#### [What you should do]
The answer should be every line below, repeated exactly, with the images left out.

#### [Available records]

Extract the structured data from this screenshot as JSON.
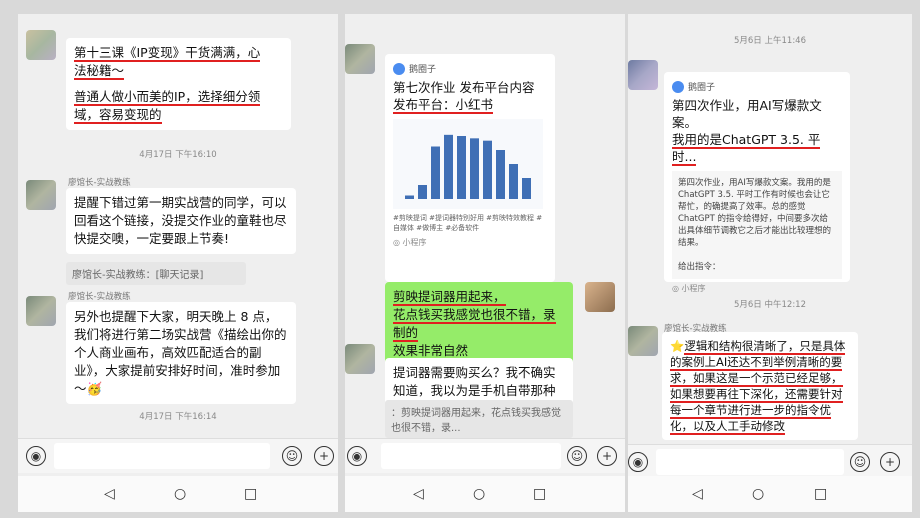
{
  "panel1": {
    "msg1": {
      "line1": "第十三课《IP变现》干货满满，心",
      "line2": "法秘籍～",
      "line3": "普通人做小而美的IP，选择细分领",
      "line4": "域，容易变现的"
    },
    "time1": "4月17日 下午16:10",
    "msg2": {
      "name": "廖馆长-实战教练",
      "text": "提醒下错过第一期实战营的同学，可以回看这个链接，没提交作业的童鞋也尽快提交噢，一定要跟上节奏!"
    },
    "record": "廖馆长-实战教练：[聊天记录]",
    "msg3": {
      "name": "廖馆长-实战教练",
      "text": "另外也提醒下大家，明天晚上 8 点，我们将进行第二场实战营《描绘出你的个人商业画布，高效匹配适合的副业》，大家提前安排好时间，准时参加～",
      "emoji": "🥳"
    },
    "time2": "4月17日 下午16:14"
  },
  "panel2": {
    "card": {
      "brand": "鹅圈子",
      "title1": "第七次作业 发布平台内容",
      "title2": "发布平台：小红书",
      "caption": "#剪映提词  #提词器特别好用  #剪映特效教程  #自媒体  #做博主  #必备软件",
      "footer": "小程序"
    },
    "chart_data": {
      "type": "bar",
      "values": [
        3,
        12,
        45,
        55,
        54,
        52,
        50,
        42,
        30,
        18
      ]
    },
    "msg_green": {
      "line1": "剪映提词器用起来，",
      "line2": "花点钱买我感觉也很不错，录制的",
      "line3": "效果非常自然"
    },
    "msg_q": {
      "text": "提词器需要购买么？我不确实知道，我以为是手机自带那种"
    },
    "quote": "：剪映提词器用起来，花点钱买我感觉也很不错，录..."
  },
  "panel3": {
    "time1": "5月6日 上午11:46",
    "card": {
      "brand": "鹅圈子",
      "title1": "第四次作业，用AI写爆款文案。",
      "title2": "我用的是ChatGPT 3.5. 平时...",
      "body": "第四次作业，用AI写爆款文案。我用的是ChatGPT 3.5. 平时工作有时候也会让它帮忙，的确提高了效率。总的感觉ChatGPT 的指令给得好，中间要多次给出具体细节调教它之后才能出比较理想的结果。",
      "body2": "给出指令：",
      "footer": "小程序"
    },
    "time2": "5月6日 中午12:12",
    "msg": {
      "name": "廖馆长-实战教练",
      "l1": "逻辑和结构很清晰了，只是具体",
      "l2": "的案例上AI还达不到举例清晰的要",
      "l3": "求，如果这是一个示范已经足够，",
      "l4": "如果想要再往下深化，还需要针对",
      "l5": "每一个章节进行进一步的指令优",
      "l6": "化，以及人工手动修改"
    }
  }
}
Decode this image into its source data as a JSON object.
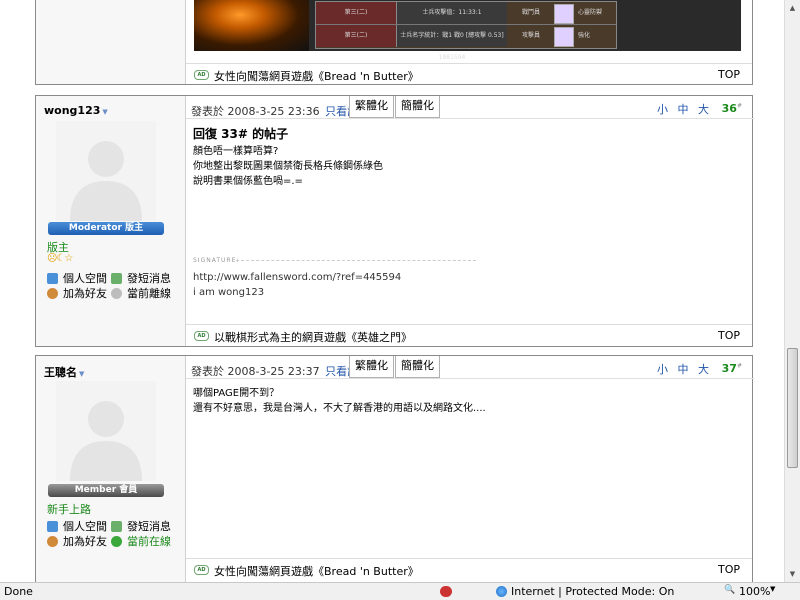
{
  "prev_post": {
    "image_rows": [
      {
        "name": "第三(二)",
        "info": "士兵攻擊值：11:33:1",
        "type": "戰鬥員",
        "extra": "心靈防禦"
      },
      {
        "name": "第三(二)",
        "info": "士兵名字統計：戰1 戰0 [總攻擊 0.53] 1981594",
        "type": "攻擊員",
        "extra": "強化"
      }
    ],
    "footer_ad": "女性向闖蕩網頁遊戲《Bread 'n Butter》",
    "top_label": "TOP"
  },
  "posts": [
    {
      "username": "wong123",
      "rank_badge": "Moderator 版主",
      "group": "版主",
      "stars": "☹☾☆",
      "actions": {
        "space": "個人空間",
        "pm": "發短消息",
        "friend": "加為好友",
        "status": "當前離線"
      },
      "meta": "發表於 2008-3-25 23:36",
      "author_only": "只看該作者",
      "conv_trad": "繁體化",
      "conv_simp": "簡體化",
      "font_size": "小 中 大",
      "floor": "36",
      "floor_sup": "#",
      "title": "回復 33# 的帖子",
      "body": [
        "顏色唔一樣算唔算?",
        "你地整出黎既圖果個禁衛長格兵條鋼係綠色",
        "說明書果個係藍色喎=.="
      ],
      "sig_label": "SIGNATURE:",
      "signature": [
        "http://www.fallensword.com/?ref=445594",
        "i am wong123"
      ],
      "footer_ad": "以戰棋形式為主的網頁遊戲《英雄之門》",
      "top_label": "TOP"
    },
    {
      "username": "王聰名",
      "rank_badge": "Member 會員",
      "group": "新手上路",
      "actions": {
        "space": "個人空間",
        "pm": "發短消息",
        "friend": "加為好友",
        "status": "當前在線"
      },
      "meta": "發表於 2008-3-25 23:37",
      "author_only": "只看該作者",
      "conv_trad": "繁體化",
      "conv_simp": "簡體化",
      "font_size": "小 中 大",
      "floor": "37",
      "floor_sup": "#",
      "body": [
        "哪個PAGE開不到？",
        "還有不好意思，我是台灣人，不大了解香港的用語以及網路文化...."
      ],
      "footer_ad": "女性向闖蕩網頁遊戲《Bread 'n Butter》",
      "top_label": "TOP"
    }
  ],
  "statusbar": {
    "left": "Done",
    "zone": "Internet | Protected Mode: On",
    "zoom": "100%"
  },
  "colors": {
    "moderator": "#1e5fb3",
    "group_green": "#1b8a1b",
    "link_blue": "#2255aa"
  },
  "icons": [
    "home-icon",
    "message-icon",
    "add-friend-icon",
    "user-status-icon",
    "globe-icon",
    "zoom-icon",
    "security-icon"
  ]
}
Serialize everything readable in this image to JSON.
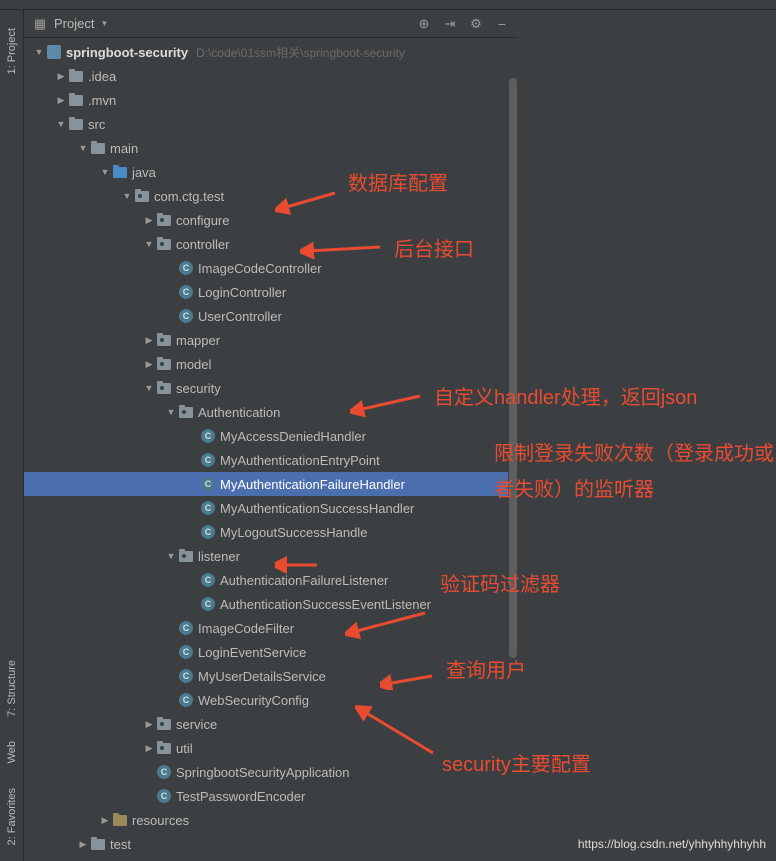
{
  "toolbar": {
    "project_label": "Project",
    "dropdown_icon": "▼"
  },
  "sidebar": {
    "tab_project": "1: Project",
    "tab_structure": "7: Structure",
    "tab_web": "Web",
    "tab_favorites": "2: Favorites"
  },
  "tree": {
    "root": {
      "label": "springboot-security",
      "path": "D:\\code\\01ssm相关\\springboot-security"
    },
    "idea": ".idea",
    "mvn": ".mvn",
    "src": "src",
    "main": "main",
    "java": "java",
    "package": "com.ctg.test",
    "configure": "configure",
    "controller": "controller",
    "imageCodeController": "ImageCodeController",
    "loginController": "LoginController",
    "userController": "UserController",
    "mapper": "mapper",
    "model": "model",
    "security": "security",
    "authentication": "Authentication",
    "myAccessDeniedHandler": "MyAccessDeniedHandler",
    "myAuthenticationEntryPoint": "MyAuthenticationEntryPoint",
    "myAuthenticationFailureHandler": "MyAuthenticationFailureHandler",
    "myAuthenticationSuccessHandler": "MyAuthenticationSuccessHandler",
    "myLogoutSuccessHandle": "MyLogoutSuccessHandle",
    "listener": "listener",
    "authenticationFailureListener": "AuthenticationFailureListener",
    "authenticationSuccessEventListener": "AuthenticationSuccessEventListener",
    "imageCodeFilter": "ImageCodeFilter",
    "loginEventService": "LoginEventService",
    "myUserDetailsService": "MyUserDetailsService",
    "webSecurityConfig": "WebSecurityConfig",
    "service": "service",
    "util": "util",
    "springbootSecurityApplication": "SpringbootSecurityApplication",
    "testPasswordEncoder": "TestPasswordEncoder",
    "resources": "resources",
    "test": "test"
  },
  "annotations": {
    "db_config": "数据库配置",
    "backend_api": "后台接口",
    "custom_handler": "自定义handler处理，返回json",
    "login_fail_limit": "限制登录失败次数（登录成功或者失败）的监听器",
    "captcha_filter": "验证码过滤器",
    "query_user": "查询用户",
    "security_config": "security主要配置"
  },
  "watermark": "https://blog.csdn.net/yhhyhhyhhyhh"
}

#### [Finished task]
Extract the structured data from this screenshot as JSON.
{
  "panel1": {
    "msg1": {
      "line1": "第十三课《IP变现》干货满满，心",
      "line2": "法秘籍～",
      "line3": "普通人做小而美的IP，选择细分领",
      "line4": "域，容易变现的"
    },
    "time1": "4月17日 下午16:10",
    "msg2": {
      "name": "廖馆长-实战教练",
      "text": "提醒下错过第一期实战营的同学，可以回看这个链接，没提交作业的童鞋也尽快提交噢，一定要跟上节奏!"
    },
    "record": "廖馆长-实战教练：[聊天记录]",
    "msg3": {
      "name": "廖馆长-实战教练",
      "text": "另外也提醒下大家，明天晚上 8 点，我们将进行第二场实战营《描绘出你的个人商业画布，高效匹配适合的副业》，大家提前安排好时间，准时参加～",
      "emoji": "🥳"
    },
    "time2": "4月17日 下午16:14"
  },
  "panel2": {
    "card": {
      "brand": "鹅圈子",
      "title1": "第七次作业 发布平台内容",
      "title2": "发布平台：小红书",
      "caption": "#剪映提词  #提词器特别好用  #剪映特效教程  #自媒体  #做博主  #必备软件",
      "footer": "小程序"
    },
    "chart_data": {
      "type": "bar",
      "values": [
        3,
        12,
        45,
        55,
        54,
        52,
        50,
        42,
        30,
        18
      ]
    },
    "msg_green": {
      "line1": "剪映提词器用起来，",
      "line2": "花点钱买我感觉也很不错，录制的",
      "line3": "效果非常自然"
    },
    "msg_q": {
      "text": "提词器需要购买么？我不确实知道，我以为是手机自带那种"
    },
    "quote": "：剪映提词器用起来，花点钱买我感觉也很不错，录..."
  },
  "panel3": {
    "time1": "5月6日 上午11:46",
    "card": {
      "brand": "鹅圈子",
      "title1": "第四次作业，用AI写爆款文案。",
      "title2": "我用的是ChatGPT 3.5. 平时...",
      "body": "第四次作业，用AI写爆款文案。我用的是ChatGPT 3.5. 平时工作有时候也会让它帮忙，的确提高了效率。总的感觉ChatGPT 的指令给得好，中间要多次给出具体细节调教它之后才能出比较理想的结果。",
      "body2": "给出指令：",
      "footer": "小程序"
    },
    "time2": "5月6日 中午12:12",
    "msg": {
      "name": "廖馆长-实战教练",
      "l1": "逻辑和结构很清晰了，只是具体",
      "l2": "的案例上AI还达不到举例清晰的要",
      "l3": "求，如果这是一个示范已经足够，",
      "l4": "如果想要再往下深化，还需要针对",
      "l5": "每一个章节进行进一步的指令优",
      "l6": "化，以及人工手动修改"
    }
  }
}
Decode this image into its source data as a JSON object.
{
  "prev_post": {
    "image_rows": [
      {
        "name": "第三(二)",
        "info": "士兵攻擊值：11:33:1",
        "type": "戰鬥員",
        "extra": "心靈防禦"
      },
      {
        "name": "第三(二)",
        "info": "士兵名字統計：戰1 戰0 [總攻擊 0.53] 1981594",
        "type": "攻擊員",
        "extra": "強化"
      }
    ],
    "footer_ad": "女性向闖蕩網頁遊戲《Bread 'n Butter》",
    "top_label": "TOP"
  },
  "posts": [
    {
      "username": "wong123",
      "rank_badge": "Moderator 版主",
      "group": "版主",
      "stars": "☹☾☆",
      "actions": {
        "space": "個人空間",
        "pm": "發短消息",
        "friend": "加為好友",
        "status": "當前離線"
      },
      "meta": "發表於 2008-3-25 23:36",
      "author_only": "只看該作者",
      "conv_trad": "繁體化",
      "conv_simp": "簡體化",
      "font_size": "小 中 大",
      "floor": "36",
      "floor_sup": "#",
      "title": "回復 33# 的帖子",
      "body": [
        "顏色唔一樣算唔算?",
        "你地整出黎既圖果個禁衛長格兵條鋼係綠色",
        "說明書果個係藍色喎=.="
      ],
      "sig_label": "SIGNATURE:",
      "signature": [
        "http://www.fallensword.com/?ref=445594",
        "i am wong123"
      ],
      "footer_ad": "以戰棋形式為主的網頁遊戲《英雄之門》",
      "top_label": "TOP"
    },
    {
      "username": "王聰名",
      "rank_badge": "Member 會員",
      "group": "新手上路",
      "actions": {
        "space": "個人空間",
        "pm": "發短消息",
        "friend": "加為好友",
        "status": "當前在線"
      },
      "meta": "發表於 2008-3-25 23:37",
      "author_only": "只看該作者",
      "conv_trad": "繁體化",
      "conv_simp": "簡體化",
      "font_size": "小 中 大",
      "floor": "37",
      "floor_sup": "#",
      "body": [
        "哪個PAGE開不到？",
        "還有不好意思，我是台灣人，不大了解香港的用語以及網路文化...."
      ],
      "footer_ad": "女性向闖蕩網頁遊戲《Bread 'n Butter》",
      "top_label": "TOP"
    }
  ],
  "statusbar": {
    "left": "Done",
    "zone": "Internet | Protected Mode: On",
    "zoom": "100%"
  },
  "colors": {
    "moderator": "#1e5fb3",
    "group_green": "#1b8a1b",
    "link_blue": "#2255aa"
  },
  "icons": [
    "home-icon",
    "message-icon",
    "add-friend-icon",
    "user-status-icon",
    "globe-icon",
    "zoom-icon",
    "security-icon"
  ]
}
Serialize everything readable in this image to JSON.
{
  "toolbar": {
    "project_label": "Project",
    "dropdown_icon": "▼"
  },
  "sidebar": {
    "tab_project": "1: Project",
    "tab_structure": "7: Structure",
    "tab_web": "Web",
    "tab_favorites": "2: Favorites"
  },
  "tree": {
    "root": {
      "label": "springboot-security",
      "path": "D:\\code\\01ssm相关\\springboot-security"
    },
    "idea": ".idea",
    "mvn": ".mvn",
    "src": "src",
    "main": "main",
    "java": "java",
    "package": "com.ctg.test",
    "configure": "configure",
    "controller": "controller",
    "imageCodeController": "ImageCodeController",
    "loginController": "LoginController",
    "userController": "UserController",
    "mapper": "mapper",
    "model": "model",
    "security": "security",
    "authentication": "Authentication",
    "myAccessDeniedHandler": "MyAccessDeniedHandler",
    "myAuthenticationEntryPoint": "MyAuthenticationEntryPoint",
    "myAuthenticationFailureHandler": "MyAuthenticationFailureHandler",
    "myAuthenticationSuccessHandler": "MyAuthenticationSuccessHandler",
    "myLogoutSuccessHandle": "MyLogoutSuccessHandle",
    "listener": "listener",
    "authenticationFailureListener": "AuthenticationFailureListener",
    "authenticationSuccessEventListener": "AuthenticationSuccessEventListener",
    "imageCodeFilter": "ImageCodeFilter",
    "loginEventService": "LoginEventService",
    "myUserDetailsService": "MyUserDetailsService",
    "webSecurityConfig": "WebSecurityConfig",
    "service": "service",
    "util": "util",
    "springbootSecurityApplication": "SpringbootSecurityApplication",
    "testPasswordEncoder": "TestPasswordEncoder",
    "resources": "resources",
    "test": "test"
  },
  "annotations": {
    "db_config": "数据库配置",
    "backend_api": "后台接口",
    "custom_handler": "自定义handler处理，返回json",
    "login_fail_limit": "限制登录失败次数（登录成功或者失败）的监听器",
    "captcha_filter": "验证码过滤器",
    "query_user": "查询用户",
    "security_config": "security主要配置"
  },
  "watermark": "https://blog.csdn.net/yhhyhhyhhyhh"
}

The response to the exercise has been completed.